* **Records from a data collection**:
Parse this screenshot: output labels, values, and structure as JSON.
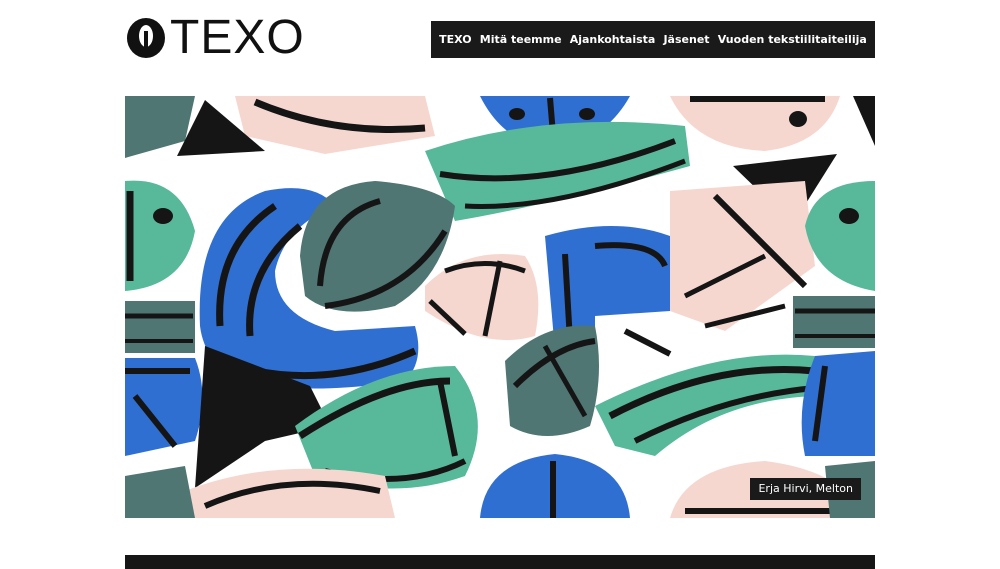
{
  "logo": {
    "text": "TEXO",
    "icon": "texo-logo-mark"
  },
  "nav": {
    "items": [
      {
        "label": "TEXO"
      },
      {
        "label": "Mitä teemme"
      },
      {
        "label": "Ajankohtaista"
      },
      {
        "label": "Jäsenet"
      },
      {
        "label": "Vuoden tekstiilitaiteilija"
      }
    ]
  },
  "hero": {
    "caption": "Erja Hirvi, Melton"
  },
  "colors": {
    "nav_bg": "#1a1a1a",
    "blue": "#2f6fd1",
    "green": "#58b89a",
    "teal_grey": "#4f7673",
    "pink": "#f6d7cf",
    "black": "#151515"
  }
}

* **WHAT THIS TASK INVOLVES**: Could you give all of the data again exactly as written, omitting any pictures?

* **TASK RESPONSE**:
Parse this screenshot: output labels, values, and structure as JSON.
{
  "logo": {
    "text": "TEXO",
    "icon": "texo-logo-mark"
  },
  "nav": {
    "items": [
      {
        "label": "TEXO"
      },
      {
        "label": "Mitä teemme"
      },
      {
        "label": "Ajankohtaista"
      },
      {
        "label": "Jäsenet"
      },
      {
        "label": "Vuoden tekstiilitaiteilija"
      }
    ]
  },
  "hero": {
    "caption": "Erja Hirvi, Melton"
  },
  "colors": {
    "nav_bg": "#1a1a1a",
    "blue": "#2f6fd1",
    "green": "#58b89a",
    "teal_grey": "#4f7673",
    "pink": "#f6d7cf",
    "black": "#151515"
  }
}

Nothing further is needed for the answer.